Breastfeeding Promotion

We support and promote breastfeeding and the use of breastmilk as the normal way to feed infants, for at least the first year of life.

Breastfeeding mothers and babies benefit when their environments, homes, public spaces, and workplaces accommodate and encourage breastfeeding. There is strong evidence that factors in breast milk protect infants from a wide variety of illnesses including respiratory and digestive tract infections, ear infections, and urinary tract infections. Increasing scientific evidence has shown that breastfeeding significantly reduces rates of childhood obesity, and The American Academy of Pediatrics recommends exclusive breastfeeding for the first six months and continued breastfeeding after introduction of solid food for at least the first 12 months.

In California, less than 24% of infants are exclusively breastfed at 6 months.
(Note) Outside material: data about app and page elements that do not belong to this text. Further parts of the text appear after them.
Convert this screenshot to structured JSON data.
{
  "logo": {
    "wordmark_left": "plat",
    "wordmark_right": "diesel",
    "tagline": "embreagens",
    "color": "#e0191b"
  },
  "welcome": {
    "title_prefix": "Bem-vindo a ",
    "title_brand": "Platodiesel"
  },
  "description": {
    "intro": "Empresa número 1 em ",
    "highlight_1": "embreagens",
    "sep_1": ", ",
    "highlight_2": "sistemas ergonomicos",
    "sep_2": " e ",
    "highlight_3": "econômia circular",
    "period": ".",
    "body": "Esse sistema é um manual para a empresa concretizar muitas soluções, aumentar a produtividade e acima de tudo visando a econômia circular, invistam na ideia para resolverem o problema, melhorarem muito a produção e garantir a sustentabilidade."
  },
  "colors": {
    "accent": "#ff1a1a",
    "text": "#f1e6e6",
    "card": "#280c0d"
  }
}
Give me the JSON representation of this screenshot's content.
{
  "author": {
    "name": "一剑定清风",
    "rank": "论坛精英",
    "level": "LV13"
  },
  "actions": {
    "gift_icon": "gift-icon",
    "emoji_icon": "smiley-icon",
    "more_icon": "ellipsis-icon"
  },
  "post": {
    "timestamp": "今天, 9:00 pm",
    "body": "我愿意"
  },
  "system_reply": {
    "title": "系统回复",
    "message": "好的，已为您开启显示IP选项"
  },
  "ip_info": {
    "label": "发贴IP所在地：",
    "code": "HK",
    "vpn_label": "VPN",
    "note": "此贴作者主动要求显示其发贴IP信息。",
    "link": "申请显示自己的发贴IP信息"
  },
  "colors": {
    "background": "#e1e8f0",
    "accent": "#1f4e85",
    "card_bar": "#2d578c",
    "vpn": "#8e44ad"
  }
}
Many women terminate breastfeeding early when they return to work. We strive to inform the community of California laws that give women the right to breastfeed in public and to have a comfortable, private space at work for expressing breastmilk; and encourage organizations to accommodate breastfeeding women. See our Breastfeeding Accommodation Policy to find out how you can help make your organization more breastfeeding-friendly.


In 2013 we trained over 50 healthcare providers serving the Monument Community of Concord on breastfeeding support best practices, and the next year we trained 20 community health advocates, or promotoras, in breastfeeding support and peer-counseling.
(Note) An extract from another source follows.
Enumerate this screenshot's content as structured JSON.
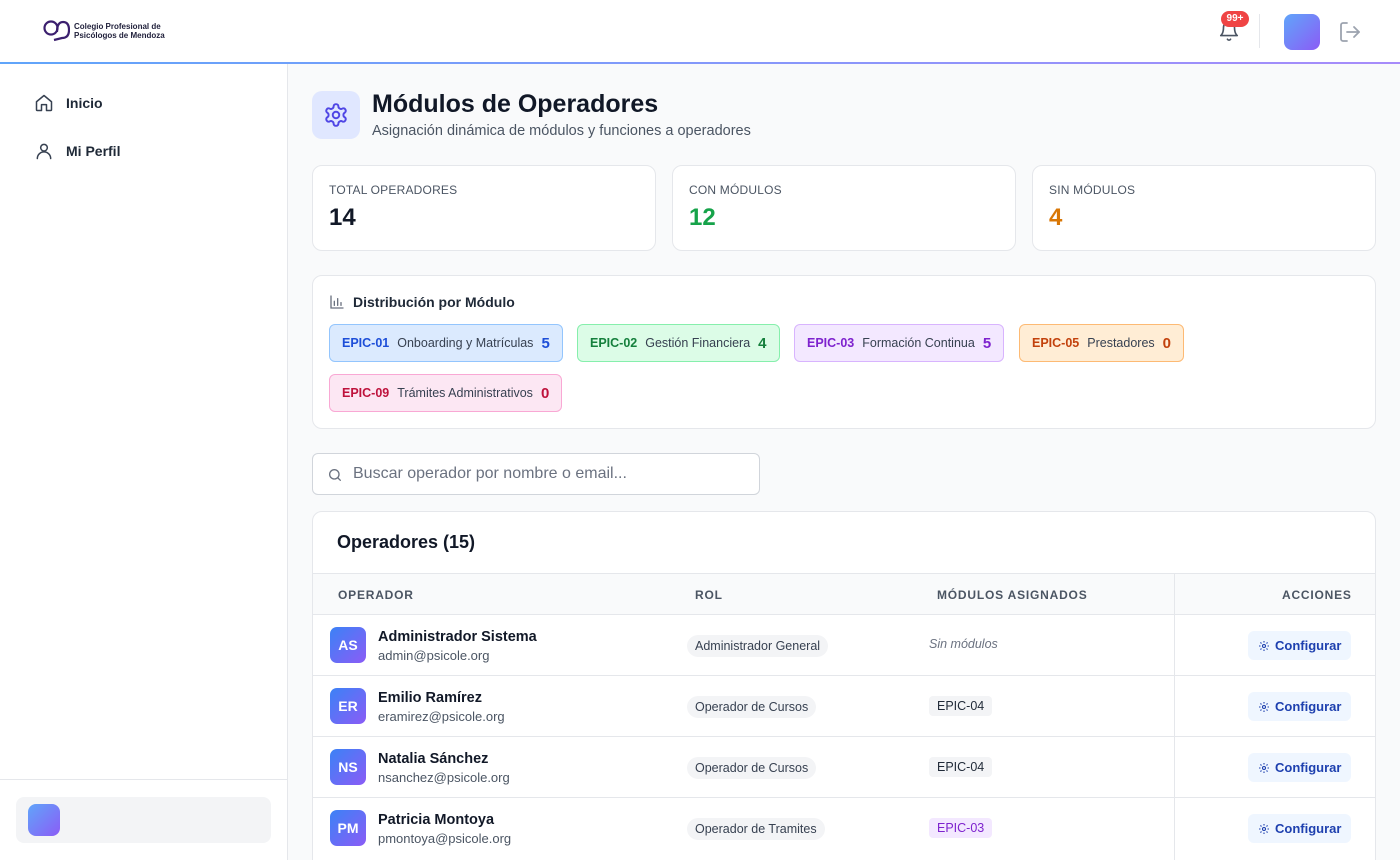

Learning techniques through questions, plus having information about benefits for mothers and baby have given me tools so that I can help other women in the most difficult moments as mothers … Thank you for this course, which has turned out to be indispensable and beneficial both for me and whomever I help. An attendee of our Spanish-language promotora training

We received the 2015 Golden Nugget Award from the California Breastfeeding Coalition for Excellence in Reducing a Key Barrier to Breastfeeding.